Sometimes it’s because of her appeal,
Sometimes it’s because of our intellectual conversations.
Either way I end up caring too hard, too early.
Love is where I'm vulnerable.
I have the capability of being too nice.
I do way too much for the ones I think I love.

Love should come spontaneously.
It should be something beautiful,
Where beauty isn't the only concern.
Where flaws are welcomed and not burned.
It's this love that revolves in my heart.
But at times it gets very cold,
Because I have no one to fill that part.
Often times I feel like nothing,
Because I lost hope looking for a similar heart.
If I just be myself it'll come naturally.
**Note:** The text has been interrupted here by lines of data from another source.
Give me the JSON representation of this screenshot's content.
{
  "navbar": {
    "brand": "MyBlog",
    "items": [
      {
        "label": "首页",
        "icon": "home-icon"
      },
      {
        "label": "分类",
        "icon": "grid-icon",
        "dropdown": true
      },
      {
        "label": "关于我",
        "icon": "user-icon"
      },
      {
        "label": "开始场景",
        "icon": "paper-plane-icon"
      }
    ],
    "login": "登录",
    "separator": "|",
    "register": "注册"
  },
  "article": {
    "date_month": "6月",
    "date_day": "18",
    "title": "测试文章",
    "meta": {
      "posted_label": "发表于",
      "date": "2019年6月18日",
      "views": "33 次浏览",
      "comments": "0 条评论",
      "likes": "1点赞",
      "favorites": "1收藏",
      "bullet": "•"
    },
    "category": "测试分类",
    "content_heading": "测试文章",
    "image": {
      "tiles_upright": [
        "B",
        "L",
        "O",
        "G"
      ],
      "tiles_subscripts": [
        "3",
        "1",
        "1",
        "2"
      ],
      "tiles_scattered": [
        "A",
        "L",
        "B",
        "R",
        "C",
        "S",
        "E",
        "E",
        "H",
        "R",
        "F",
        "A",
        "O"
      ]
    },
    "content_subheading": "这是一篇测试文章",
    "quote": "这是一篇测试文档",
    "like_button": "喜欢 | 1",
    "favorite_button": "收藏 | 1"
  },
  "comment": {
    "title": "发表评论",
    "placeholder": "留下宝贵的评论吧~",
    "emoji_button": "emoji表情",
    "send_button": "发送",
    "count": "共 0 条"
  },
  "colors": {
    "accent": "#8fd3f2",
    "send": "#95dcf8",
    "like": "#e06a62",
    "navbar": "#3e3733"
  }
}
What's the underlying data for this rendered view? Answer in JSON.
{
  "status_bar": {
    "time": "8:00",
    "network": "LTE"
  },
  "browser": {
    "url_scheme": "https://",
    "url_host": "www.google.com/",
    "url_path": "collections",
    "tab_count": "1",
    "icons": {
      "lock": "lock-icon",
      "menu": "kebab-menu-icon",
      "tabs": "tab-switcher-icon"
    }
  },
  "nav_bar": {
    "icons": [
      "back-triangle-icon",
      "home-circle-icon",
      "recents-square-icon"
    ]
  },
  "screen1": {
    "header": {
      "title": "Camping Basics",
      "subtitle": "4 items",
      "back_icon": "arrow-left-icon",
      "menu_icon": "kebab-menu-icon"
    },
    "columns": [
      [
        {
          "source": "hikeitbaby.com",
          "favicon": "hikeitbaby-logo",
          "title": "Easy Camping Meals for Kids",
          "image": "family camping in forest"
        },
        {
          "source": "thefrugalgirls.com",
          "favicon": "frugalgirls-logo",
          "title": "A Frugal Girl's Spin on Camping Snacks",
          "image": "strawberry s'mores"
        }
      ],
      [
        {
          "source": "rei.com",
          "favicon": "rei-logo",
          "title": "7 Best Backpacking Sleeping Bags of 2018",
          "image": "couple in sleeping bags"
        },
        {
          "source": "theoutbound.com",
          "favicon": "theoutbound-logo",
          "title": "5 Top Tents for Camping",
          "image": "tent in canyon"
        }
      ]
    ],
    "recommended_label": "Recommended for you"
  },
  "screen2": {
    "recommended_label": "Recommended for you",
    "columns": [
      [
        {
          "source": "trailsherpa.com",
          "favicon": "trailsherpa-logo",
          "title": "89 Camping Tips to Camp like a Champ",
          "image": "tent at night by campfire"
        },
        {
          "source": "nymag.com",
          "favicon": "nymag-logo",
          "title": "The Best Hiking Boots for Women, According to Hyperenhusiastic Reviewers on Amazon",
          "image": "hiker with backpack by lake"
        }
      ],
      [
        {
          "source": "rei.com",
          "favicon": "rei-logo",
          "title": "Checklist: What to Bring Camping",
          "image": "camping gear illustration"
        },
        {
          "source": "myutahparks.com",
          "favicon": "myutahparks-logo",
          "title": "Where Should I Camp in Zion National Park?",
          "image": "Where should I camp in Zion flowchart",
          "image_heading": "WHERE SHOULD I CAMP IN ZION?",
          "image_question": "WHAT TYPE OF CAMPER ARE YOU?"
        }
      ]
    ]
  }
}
If I just work on me, and grow rapidly,
True love is bound to be found.
One day me and my love will be living happily.
There's still hope,
There is still hope!